WORK REQUEST →
Once you have checked each line below for the word "posádek", give the number of lines that have it and nothing further.

RECORDS SUPPLIED →
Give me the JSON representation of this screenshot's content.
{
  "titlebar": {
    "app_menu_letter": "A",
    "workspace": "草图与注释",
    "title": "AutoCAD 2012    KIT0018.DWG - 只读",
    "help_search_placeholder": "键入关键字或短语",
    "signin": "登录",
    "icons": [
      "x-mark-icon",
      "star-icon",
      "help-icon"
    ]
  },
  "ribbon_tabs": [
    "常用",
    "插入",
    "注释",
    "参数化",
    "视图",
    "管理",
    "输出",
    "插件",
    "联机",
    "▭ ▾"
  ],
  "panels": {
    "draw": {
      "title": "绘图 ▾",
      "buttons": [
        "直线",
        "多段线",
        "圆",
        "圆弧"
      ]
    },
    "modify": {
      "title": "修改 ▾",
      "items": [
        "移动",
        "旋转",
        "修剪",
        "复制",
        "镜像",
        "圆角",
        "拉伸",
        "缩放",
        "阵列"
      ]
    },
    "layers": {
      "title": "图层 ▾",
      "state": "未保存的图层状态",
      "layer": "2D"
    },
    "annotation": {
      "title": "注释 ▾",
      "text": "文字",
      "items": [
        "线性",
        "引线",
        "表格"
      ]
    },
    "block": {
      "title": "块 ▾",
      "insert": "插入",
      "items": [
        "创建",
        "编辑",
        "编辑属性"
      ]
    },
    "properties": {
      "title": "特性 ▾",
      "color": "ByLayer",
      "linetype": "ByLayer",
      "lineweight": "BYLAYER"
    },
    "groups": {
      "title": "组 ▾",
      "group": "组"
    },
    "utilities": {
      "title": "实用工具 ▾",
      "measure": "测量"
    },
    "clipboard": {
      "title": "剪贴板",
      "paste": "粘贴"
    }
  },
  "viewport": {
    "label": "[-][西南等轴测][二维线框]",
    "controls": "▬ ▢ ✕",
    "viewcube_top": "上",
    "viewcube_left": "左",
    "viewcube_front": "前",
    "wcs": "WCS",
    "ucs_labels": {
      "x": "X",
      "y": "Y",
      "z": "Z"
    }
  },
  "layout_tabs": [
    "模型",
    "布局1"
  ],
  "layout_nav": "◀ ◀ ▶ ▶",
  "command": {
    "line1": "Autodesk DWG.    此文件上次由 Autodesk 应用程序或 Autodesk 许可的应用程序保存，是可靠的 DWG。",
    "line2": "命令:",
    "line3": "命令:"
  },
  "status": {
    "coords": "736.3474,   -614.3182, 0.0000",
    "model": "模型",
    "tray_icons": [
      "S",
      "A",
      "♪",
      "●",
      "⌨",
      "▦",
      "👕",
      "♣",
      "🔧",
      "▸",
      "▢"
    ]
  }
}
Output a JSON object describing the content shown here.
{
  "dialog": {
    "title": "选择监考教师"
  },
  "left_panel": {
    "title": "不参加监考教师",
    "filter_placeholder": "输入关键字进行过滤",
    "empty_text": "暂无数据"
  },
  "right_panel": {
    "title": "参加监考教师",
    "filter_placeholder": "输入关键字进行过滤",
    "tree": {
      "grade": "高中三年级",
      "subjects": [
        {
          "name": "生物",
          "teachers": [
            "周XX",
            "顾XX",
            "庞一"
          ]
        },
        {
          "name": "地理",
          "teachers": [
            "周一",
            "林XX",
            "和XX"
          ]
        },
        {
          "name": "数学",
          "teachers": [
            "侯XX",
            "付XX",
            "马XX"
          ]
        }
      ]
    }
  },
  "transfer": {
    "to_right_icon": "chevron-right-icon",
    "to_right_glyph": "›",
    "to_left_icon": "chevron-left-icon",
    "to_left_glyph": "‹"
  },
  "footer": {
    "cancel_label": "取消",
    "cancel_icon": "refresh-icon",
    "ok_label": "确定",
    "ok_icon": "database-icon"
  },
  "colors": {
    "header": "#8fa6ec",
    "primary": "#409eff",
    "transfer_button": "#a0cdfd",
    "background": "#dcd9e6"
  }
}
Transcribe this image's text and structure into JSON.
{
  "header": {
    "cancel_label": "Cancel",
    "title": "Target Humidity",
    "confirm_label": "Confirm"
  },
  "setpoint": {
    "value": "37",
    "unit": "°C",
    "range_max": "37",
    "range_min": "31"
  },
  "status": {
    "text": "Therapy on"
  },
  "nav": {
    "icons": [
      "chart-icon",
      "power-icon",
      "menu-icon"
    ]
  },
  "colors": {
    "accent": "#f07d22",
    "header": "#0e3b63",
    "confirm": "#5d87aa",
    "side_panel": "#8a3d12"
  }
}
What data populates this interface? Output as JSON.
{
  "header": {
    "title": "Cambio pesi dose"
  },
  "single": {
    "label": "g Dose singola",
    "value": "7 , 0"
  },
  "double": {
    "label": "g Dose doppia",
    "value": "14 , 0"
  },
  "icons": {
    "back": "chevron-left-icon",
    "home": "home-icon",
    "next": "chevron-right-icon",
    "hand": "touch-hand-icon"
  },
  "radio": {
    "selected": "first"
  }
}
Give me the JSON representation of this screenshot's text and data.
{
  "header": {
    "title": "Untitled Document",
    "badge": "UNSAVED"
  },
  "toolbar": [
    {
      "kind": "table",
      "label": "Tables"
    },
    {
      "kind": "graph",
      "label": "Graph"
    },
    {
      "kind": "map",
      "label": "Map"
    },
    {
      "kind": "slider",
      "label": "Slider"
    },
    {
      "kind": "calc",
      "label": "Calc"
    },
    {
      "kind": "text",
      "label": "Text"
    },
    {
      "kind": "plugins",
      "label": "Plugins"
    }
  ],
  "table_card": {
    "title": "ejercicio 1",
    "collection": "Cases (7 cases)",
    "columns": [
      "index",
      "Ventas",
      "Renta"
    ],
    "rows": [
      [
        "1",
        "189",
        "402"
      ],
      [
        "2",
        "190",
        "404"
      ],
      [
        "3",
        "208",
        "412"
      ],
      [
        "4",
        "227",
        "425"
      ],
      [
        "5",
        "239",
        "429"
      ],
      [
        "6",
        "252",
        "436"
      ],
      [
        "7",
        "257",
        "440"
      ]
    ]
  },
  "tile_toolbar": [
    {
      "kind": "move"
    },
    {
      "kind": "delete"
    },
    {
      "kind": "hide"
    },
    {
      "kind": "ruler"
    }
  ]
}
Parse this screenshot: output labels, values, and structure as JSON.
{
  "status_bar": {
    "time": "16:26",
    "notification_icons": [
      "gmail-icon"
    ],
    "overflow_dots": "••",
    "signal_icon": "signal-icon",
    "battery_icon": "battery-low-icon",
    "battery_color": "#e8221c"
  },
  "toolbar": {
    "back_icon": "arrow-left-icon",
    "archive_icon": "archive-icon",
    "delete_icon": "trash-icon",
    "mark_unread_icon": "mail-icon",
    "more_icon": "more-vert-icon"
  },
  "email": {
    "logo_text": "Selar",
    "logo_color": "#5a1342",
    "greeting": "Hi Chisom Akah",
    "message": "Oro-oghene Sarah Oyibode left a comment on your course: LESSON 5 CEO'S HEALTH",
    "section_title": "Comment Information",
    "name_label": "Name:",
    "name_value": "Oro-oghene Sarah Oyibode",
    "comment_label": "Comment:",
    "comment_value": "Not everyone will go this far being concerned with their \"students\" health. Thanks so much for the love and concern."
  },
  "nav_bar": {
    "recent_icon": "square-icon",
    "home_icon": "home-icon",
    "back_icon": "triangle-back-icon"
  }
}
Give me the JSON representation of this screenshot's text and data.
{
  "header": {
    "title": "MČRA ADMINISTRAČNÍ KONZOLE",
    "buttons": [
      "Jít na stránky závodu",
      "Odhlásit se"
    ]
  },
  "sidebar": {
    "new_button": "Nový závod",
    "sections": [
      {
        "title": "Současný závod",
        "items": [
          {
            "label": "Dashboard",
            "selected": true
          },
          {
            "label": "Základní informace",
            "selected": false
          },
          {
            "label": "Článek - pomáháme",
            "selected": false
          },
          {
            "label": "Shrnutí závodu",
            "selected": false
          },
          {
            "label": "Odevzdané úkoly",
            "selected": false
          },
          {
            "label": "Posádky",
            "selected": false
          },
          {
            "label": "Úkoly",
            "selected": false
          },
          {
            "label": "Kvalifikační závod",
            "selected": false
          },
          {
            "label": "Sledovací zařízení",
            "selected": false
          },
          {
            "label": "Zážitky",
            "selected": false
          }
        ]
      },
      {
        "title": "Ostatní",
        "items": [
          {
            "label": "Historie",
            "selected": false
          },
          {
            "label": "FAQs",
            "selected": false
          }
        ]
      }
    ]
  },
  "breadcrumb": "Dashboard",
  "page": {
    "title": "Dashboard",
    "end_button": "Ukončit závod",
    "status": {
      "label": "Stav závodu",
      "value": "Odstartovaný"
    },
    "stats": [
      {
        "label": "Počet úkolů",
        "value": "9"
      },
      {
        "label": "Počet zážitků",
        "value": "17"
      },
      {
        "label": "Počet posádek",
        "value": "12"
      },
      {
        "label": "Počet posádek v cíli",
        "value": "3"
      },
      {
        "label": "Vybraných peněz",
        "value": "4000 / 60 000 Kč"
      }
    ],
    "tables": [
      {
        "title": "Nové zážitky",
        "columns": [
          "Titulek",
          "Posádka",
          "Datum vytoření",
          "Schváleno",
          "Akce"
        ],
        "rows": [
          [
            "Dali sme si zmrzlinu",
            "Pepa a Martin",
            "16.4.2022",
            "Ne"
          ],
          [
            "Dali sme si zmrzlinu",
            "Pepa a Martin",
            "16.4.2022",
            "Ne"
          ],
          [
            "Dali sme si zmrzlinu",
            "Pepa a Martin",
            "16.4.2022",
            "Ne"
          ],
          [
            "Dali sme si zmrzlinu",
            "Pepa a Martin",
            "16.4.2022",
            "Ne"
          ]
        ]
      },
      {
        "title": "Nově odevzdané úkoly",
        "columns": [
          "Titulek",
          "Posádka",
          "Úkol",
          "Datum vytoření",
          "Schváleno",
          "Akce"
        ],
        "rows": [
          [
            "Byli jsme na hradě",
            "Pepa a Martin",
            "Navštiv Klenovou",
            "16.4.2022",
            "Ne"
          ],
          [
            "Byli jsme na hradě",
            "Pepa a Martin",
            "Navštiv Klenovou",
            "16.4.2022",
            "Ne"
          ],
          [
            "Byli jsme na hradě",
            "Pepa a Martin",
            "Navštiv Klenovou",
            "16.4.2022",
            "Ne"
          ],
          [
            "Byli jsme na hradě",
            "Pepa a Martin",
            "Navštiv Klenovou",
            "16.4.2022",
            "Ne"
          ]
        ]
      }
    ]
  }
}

SOLUTION →
2